▸ **Brief**
Skip the images and return the records below exactly.
BEGIN
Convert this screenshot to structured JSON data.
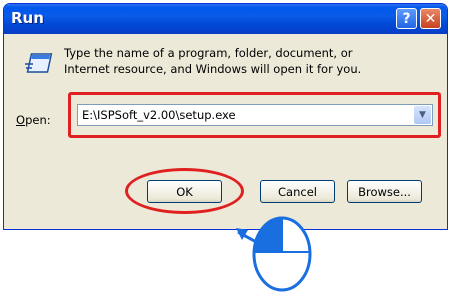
{
  "window": {
    "title": "Run",
    "help_label": "?",
    "close_label": "✕"
  },
  "dialog": {
    "message_line1": "Type the name of a program, folder, document, or",
    "message_line2": "Internet resource, and Windows will open it for you."
  },
  "open": {
    "label_prefix": "",
    "label_mnemonic": "O",
    "label_rest": "pen:",
    "value": "E:\\ISPSoft_v2.00\\setup.exe"
  },
  "buttons": {
    "ok": "OK",
    "cancel": "Cancel",
    "browse": "Browse..."
  },
  "colors": {
    "highlight": "#e02020",
    "pointer": "#1a6fe0",
    "titlebar": "#0058ee"
  },
  "annotation": {
    "pointer_icon": "mouse-left-click-icon",
    "arrow_icon": "arrow-up-left-icon"
  }
}
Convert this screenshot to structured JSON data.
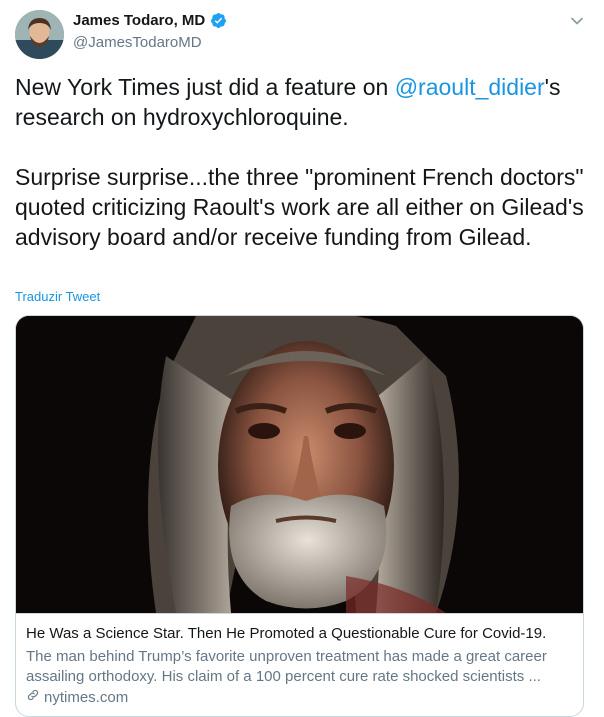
{
  "author": {
    "name": "James Todaro, MD",
    "handle": "@JamesTodaroMD",
    "verified_icon": "verified-badge-icon",
    "avatar_icon": "profile-avatar"
  },
  "menu": {
    "icon": "chevron-down-icon"
  },
  "tweet": {
    "text_before": "New York Times just did a feature on ",
    "mention": "@raoult_didier",
    "text_after": "'s research on hydroxychloroquine.\n\nSurprise surprise...the three \"prominent French doctors\" quoted criticizing Raoult's work are all either on Gilead's advisory board and/or receive funding from Gilead."
  },
  "translate_label": "Traduzir Tweet",
  "card": {
    "image_icon": "portrait-photo",
    "title": "He Was a Science Star. Then He Promoted a Questionable Cure for Covid-19.",
    "description": "The man behind Trump’s favorite unproven treatment has made a great career assailing orthodoxy. His claim of a 100 percent cure rate shocked scientists ...",
    "domain": "nytimes.com",
    "link_icon": "link-icon"
  },
  "colors": {
    "accent": "#1b95e0",
    "text": "#14171a",
    "muted": "#657786",
    "border": "#ccd6dd"
  }
}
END
▸ **Answer to the problem**
Convert this screenshot to structured JSON data.
{
  "window": {
    "title": "Run",
    "help_label": "?",
    "close_label": "✕"
  },
  "dialog": {
    "message_line1": "Type the name of a program, folder, document, or",
    "message_line2": "Internet resource, and Windows will open it for you."
  },
  "open": {
    "label_prefix": "",
    "label_mnemonic": "O",
    "label_rest": "pen:",
    "value": "E:\\ISPSoft_v2.00\\setup.exe"
  },
  "buttons": {
    "ok": "OK",
    "cancel": "Cancel",
    "browse": "Browse..."
  },
  "colors": {
    "highlight": "#e02020",
    "pointer": "#1a6fe0",
    "titlebar": "#0058ee"
  },
  "annotation": {
    "pointer_icon": "mouse-left-click-icon",
    "arrow_icon": "arrow-up-left-icon"
  }
}
Convert this screenshot to structured JSON data.
{
  "author": {
    "name": "James Todaro, MD",
    "handle": "@JamesTodaroMD",
    "verified_icon": "verified-badge-icon",
    "avatar_icon": "profile-avatar"
  },
  "menu": {
    "icon": "chevron-down-icon"
  },
  "tweet": {
    "text_before": "New York Times just did a feature on ",
    "mention": "@raoult_didier",
    "text_after": "'s research on hydroxychloroquine.\n\nSurprise surprise...the three \"prominent French doctors\" quoted criticizing Raoult's work are all either on Gilead's advisory board and/or receive funding from Gilead."
  },
  "translate_label": "Traduzir Tweet",
  "card": {
    "image_icon": "portrait-photo",
    "title": "He Was a Science Star. Then He Promoted a Questionable Cure for Covid-19.",
    "description": "The man behind Trump’s favorite unproven treatment has made a great career assailing orthodoxy. His claim of a 100 percent cure rate shocked scientists ...",
    "domain": "nytimes.com",
    "link_icon": "link-icon"
  },
  "colors": {
    "accent": "#1b95e0",
    "text": "#14171a",
    "muted": "#657786",
    "border": "#ccd6dd"
  }
}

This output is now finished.